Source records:

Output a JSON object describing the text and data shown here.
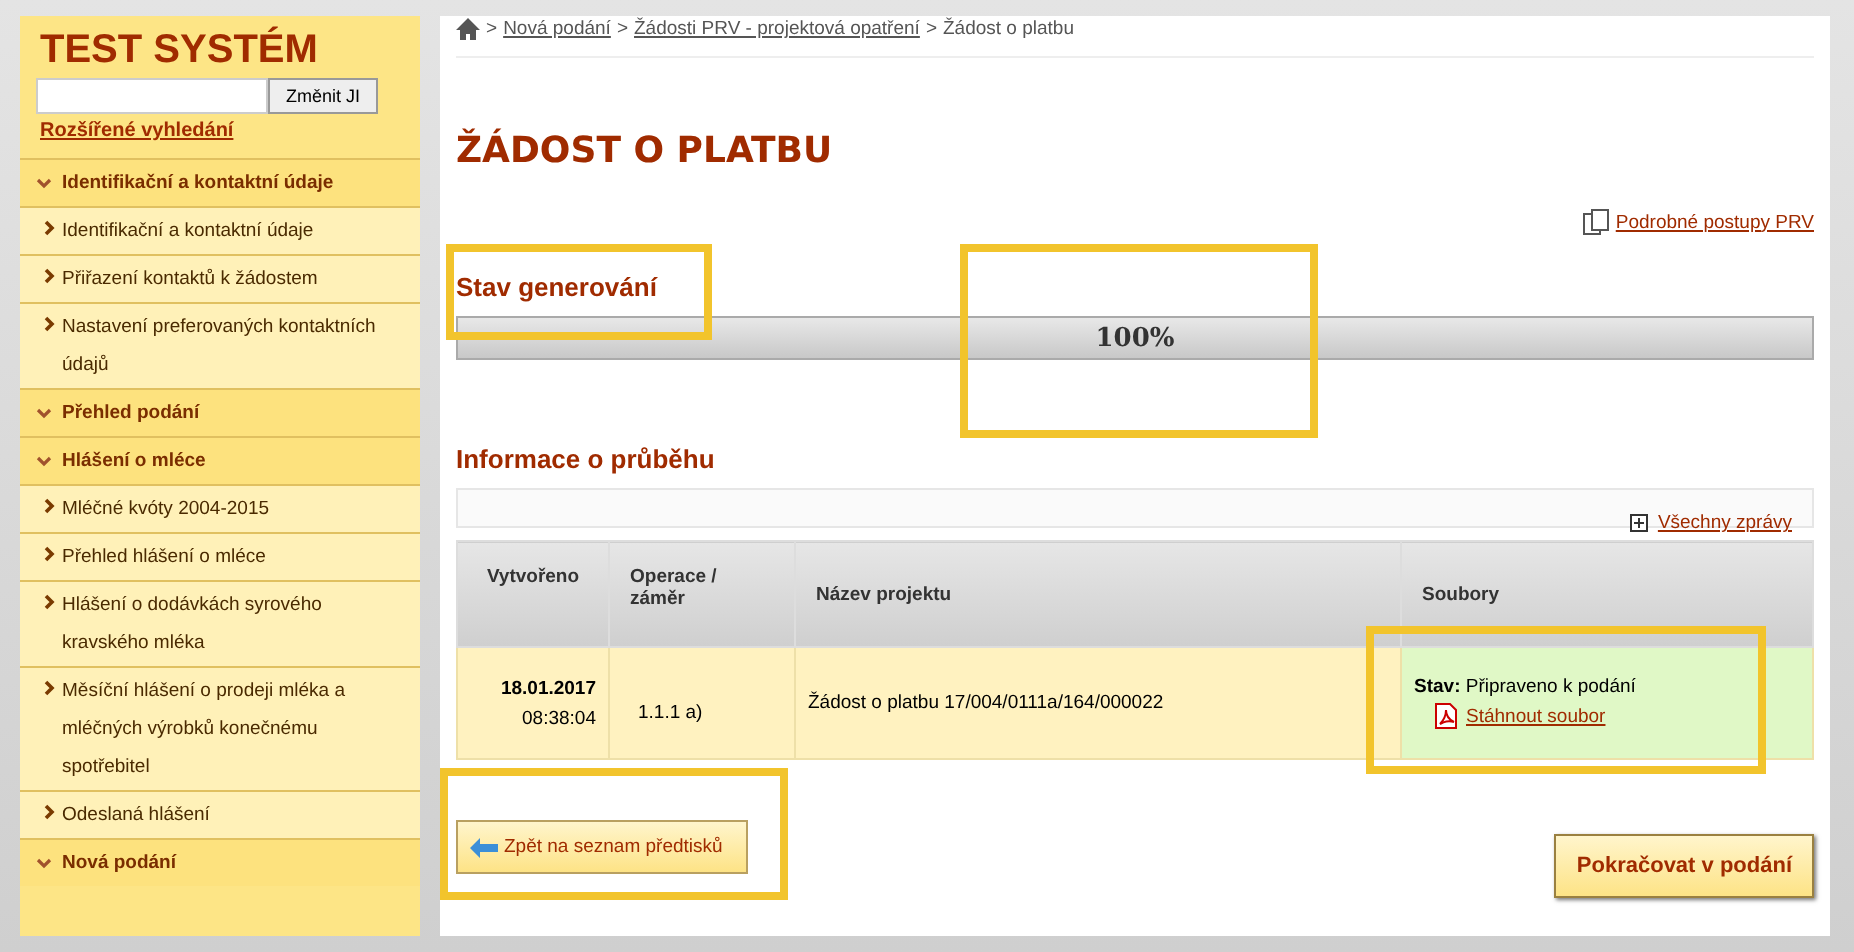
{
  "sidebar": {
    "title": "TEST SYSTÉM",
    "search": {
      "button": "Změnit JI"
    },
    "advanced_search": "Rozšířené vyhledání",
    "sections": [
      {
        "label": "Identifikační a kontaktní údaje",
        "children": [
          {
            "label": "Identifikační a kontaktní údaje"
          },
          {
            "label": "Přiřazení kontaktů k žádostem"
          },
          {
            "label": "Nastavení preferovaných kontaktních údajů"
          }
        ]
      },
      {
        "label": "Přehled podání"
      },
      {
        "label": "Hlášení o mléce",
        "children": [
          {
            "label": "Mléčné kvóty 2004-2015"
          },
          {
            "label": "Přehled hlášení o mléce"
          },
          {
            "label": "Hlášení o dodávkách syrového kravského mléka"
          },
          {
            "label": "Měsíční hlášení o prodeji mléka a mléčných výrobků konečnému spotřebitel"
          },
          {
            "label": "Odeslaná hlášení"
          }
        ]
      },
      {
        "label": "Nová podání"
      }
    ]
  },
  "breadcrumb": {
    "links": [
      "Nová podání",
      "Žádosti PRV - projektová opatření"
    ],
    "current": "Žádost o platbu",
    "separator": ">"
  },
  "page_title": "ŽÁDOST O PLATBU",
  "help_link": "Podrobné postupy PRV",
  "generation": {
    "heading": "Stav generování",
    "level": 1,
    "reading": "100%"
  },
  "progress_info": {
    "heading": "Informace o průběhu",
    "all_messages": "Všechny zprávy",
    "table": {
      "columns": [
        "Vytvořeno",
        "Operace / záměr",
        "Název projektu",
        "Soubory"
      ],
      "rows": [
        {
          "date": "18.01.2017",
          "time": "08:38:04",
          "operation": "1.1.1 a)",
          "project": "Žádost o platbu 17/004/0111a/164/000022",
          "status_label": "Stav:",
          "status": "Připraveno k podání",
          "download": "Stáhnout soubor"
        }
      ]
    }
  },
  "buttons": {
    "back": "Zpět na seznam předtisků",
    "continue": "Pokračovat v podání"
  }
}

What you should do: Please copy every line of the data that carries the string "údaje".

The completed task:
        "label": "Identifikační a kontaktní údaje",
            "label": "Identifikační a kontaktní údaje"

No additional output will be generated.